Skip navigation

BLOGTime for a Twitter Wall? Or Chat?

by Randall CraigFiled in: Make It Happen Tipsheet, Marketing, Presentations, Social MediaTagged as: , , ,

You’ve decided – or you’ve been told – that it is time that your meeting incorporates Twitter.  In fact, the young keener in your office has assured you that doing so is actually quite easy – just set up a Twitter wall.  Unfortunately, you know that whenever anyone says this, they either don’t know what they’re talking about, or they have conveniently omitted the fine print. And as more conferences are either being delivered virtual or in a hybrid model, why is this even relevant?

It probably makes sense to address the last question first.  In a certain sense, 99% of all meetings delivered virtually have a Twitter Wall built in: it’s called the chat box.  As a result, expectations are changing rapidly: people are less enamored with being an audience, and more keen on being a participant.  The chat box and the Twitter wall allow this to happen.

Including Twitter and Chat within your meeting plans actually does provide some benefits:

1) It allows a conversational backchannel to form amongst attendees, improving engagement and building community.
2) The conversation can continue well after the event itself.
3) The conversation can be archived/reviewed for feedback and ideas for future meetings.
4) Using Twitter successfully helps demonstrate that you are tech-savvy and up-to-date.

On the flip side, using it poorly also reflects on you.  And Twitter/Chat does add one more thing to do… and one more thing that can go wrong.

For the uninitiated, Twitter is the Social Media service that allows users to post 280 character mini-status updates – “tweets”.  If a user follows you, anything that you tweet is then shown on their twitter home page.  Twitter uses a concept called hashtags – a keyword preceded by the # character – as the mechanism to allow conversations to happen.  Search for a particular hashtag, and you’ll usually find a robust conversation on the topic at hand.  To “join” the conversation, merely include the hashtag as part of your post.

A Twitter Wall is web-based software that automatically listens for a certain hashtag, and then displays it on the screen.  Add a projector, and you are good to go.  Or not.

Chat, on the other hand, doesn’t always explicitly use Hashtags, but is the ongoing conversation that takes place within a streaming platform, such as Zoom.  For the purpose of this whitepaper, I will use the term Twitter Wall to refer to the concept, whether the content is from Twitter, Chat, or some other platform.

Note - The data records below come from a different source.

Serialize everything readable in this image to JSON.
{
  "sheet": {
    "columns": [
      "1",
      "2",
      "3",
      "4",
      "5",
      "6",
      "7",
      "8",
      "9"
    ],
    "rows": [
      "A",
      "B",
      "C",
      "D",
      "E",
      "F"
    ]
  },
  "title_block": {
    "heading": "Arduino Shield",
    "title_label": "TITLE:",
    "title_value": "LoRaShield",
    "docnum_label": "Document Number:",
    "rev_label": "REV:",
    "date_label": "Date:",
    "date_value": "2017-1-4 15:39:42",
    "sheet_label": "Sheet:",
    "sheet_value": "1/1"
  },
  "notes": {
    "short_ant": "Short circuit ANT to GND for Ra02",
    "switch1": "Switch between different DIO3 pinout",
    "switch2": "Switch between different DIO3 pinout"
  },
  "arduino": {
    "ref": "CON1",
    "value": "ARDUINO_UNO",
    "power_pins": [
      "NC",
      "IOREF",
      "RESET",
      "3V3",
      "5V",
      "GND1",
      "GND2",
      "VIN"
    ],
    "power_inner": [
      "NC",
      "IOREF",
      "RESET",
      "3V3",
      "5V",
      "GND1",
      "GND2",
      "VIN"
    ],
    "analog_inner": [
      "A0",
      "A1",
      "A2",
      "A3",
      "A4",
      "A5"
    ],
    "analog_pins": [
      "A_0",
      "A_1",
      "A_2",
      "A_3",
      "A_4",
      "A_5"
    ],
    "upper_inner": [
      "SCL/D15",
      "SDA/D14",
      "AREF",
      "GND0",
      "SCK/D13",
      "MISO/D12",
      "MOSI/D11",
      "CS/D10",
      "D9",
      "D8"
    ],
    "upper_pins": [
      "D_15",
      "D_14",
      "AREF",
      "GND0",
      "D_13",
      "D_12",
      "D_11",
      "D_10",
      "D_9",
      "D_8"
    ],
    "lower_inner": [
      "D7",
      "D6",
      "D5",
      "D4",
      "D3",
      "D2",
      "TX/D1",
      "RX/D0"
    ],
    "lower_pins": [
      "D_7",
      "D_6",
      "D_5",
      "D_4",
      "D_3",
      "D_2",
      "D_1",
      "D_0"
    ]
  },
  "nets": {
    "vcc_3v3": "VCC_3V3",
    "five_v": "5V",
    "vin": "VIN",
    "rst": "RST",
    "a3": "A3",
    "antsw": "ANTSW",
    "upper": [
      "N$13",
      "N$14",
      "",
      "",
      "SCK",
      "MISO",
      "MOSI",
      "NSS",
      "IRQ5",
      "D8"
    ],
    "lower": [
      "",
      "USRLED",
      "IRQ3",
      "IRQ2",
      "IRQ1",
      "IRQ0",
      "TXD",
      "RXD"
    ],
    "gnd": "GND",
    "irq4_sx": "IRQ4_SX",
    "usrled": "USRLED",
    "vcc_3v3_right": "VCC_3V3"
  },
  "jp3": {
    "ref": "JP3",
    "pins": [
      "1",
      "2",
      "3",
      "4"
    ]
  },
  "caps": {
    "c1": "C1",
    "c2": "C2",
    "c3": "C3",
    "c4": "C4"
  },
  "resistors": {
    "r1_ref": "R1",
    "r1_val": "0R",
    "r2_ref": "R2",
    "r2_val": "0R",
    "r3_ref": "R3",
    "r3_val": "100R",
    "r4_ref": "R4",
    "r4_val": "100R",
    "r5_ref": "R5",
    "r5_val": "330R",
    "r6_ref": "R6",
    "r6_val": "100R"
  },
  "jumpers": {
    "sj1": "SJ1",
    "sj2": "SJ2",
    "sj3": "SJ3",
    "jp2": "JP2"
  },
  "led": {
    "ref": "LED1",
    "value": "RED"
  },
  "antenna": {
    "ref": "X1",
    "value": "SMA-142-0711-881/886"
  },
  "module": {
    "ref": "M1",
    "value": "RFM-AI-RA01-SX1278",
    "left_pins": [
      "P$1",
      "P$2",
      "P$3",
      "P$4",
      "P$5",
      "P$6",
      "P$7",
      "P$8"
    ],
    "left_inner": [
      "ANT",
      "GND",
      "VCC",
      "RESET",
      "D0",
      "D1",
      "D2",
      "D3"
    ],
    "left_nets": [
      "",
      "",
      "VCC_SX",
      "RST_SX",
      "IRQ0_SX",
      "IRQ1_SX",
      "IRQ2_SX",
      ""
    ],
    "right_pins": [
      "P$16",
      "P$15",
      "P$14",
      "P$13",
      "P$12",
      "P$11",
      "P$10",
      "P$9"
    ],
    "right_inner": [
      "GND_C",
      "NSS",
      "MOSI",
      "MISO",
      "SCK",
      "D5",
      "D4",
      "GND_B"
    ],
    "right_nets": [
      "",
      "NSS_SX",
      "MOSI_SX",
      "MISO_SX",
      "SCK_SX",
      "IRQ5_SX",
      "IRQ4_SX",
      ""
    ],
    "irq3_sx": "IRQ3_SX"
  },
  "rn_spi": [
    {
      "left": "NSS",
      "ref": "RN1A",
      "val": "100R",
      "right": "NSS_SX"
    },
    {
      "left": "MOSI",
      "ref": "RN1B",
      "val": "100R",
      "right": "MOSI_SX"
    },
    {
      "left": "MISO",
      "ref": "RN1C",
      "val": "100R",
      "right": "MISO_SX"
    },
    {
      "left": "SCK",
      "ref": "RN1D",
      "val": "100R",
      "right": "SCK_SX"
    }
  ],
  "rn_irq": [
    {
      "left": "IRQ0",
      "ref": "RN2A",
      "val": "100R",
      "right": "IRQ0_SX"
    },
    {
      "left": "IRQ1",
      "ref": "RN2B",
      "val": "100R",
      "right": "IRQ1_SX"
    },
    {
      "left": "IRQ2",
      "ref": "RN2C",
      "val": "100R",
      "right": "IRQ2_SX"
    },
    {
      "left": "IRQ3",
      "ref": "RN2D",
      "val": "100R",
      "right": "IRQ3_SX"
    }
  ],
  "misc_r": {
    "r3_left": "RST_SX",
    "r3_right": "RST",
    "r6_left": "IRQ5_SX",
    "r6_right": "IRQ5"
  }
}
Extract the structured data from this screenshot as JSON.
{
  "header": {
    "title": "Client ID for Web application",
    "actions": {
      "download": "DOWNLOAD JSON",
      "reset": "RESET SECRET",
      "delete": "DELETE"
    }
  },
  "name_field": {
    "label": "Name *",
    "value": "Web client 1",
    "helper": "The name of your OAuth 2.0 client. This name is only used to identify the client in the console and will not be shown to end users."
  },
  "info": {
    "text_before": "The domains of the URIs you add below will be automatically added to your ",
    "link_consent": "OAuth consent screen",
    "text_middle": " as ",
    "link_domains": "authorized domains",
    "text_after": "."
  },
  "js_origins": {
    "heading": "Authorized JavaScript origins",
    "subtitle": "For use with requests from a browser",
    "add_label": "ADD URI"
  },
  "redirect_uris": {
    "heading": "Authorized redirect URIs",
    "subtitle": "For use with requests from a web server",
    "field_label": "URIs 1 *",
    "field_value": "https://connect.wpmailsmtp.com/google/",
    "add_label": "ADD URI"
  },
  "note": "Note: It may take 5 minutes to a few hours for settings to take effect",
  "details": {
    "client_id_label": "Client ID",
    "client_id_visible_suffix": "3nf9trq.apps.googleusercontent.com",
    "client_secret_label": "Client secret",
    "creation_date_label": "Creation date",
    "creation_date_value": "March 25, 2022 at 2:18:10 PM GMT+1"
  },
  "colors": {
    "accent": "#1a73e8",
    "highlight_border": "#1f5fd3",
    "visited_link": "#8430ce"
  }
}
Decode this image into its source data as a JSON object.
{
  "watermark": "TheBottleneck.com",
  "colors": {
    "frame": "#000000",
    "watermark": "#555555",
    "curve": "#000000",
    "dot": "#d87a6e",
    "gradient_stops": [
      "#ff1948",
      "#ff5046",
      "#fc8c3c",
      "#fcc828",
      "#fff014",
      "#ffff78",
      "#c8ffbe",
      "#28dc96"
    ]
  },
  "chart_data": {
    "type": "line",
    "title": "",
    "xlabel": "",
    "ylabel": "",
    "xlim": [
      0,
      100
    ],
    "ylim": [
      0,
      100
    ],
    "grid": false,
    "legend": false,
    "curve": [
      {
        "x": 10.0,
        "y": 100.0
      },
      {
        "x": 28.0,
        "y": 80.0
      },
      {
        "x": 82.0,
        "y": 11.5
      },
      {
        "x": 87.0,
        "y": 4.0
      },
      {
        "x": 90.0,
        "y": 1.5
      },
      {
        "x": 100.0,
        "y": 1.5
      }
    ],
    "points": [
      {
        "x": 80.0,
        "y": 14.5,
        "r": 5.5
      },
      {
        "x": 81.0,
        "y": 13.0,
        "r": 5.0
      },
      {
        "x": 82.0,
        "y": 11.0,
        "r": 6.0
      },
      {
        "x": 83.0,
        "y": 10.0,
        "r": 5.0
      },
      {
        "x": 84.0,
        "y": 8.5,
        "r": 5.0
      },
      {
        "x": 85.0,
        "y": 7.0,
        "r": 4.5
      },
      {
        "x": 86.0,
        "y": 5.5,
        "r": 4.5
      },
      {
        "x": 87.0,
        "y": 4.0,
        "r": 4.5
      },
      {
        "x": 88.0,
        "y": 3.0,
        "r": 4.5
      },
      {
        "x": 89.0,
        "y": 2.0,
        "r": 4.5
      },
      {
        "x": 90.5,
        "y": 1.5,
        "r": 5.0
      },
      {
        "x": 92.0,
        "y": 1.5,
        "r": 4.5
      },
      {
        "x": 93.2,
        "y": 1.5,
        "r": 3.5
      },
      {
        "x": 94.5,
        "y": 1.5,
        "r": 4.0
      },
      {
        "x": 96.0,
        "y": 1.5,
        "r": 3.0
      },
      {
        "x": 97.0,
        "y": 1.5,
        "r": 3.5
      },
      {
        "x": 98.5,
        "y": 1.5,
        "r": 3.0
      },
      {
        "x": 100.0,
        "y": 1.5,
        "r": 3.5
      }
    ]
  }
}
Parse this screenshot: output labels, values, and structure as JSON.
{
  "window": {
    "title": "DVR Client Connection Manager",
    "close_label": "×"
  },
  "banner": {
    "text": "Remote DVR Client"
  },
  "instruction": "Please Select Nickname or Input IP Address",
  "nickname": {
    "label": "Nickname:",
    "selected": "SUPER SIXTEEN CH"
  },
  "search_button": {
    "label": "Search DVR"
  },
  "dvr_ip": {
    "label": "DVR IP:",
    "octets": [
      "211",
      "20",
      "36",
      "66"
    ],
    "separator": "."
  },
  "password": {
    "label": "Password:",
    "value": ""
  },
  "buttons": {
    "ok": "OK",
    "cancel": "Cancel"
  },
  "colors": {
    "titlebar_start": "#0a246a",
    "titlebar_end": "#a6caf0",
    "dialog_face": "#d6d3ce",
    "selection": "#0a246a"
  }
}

For the uninitiated, Twitter is the Social Media service that allows users to post 280 character mini-status updates – “tweets”.  If a user follows you, anything that you tweet is then shown on their twitter home page.  Twitter uses a concept called hashtags – a keyword preceded by the # character – as the mechanism to allow conversations to happen.  Search for a particular hashtag, and you’ll usually find a robust conversation on the topic at hand.  To “join” the conversation, merely include the hashtag as part of your post.

A Twitter Wall is web-based software that automatically listens for a certain hashtag, and then displays it on the screen.  Add a projector, and you are good to go.  Or not.

Chat, on the other hand, doesn’t always explicitly use Hashtags, but is the ongoing conversation that takes place within a streaming platform, such as Zoom.  For the purpose of this whitepaper, I will use the term Twitter Wall to refer to the concept, whether the content is from Twitter, Chat, or some other platform.

Twitter walls can be used either in an open area – often near registration – so that attendees can see comments made by others, or within the conference rooms themselves, so that attendees can use them as a backchannel during each presentation.  Not sure where to begin? There are four key activities that are necessary to host a successful Twitter meeting:

1) Choose a hashtag
2) Publicize it and educate your attendees
3) Twitter wall technical set-up
4) Post-event follow-up

THIS WEEK’S ACTION PLAN

The most important part of the process is actually committing to try it.  This week, look at your calendar, and target your next meeting.  If you are an attendee, observe how the organizer is using Twitter and Chat to encourage the growth of community – and if they are successful.  Try to “live-tweet” a public meeting, and experience it from an attendee’s perspective.  And if you are the meeting organizer, now that so many meetings are either remote or hybrid, it might just be the time to re-look at your approach.

Looking for details?  Read Part 2:  Learn from my experience as I go through each of the four activities step-by-step in this post.  (And help you avoid a disaster in the making.)

Does this topic resonate? Reach out to Randall: he can present it to your group.  (More presentation topics)
See Randall’s professional credentials: Download one-sheet.

@RandallCraig (Follow me for daily insights)
www.RandallCraig.com: Professional credentials site.

CATEGORIES

INVITE
RANDALL
TO SPEAK

Randall Craig

Contact us for more on Randall’s topics, availability, and audience fit.

416-918-5384 [email protected]
Back to top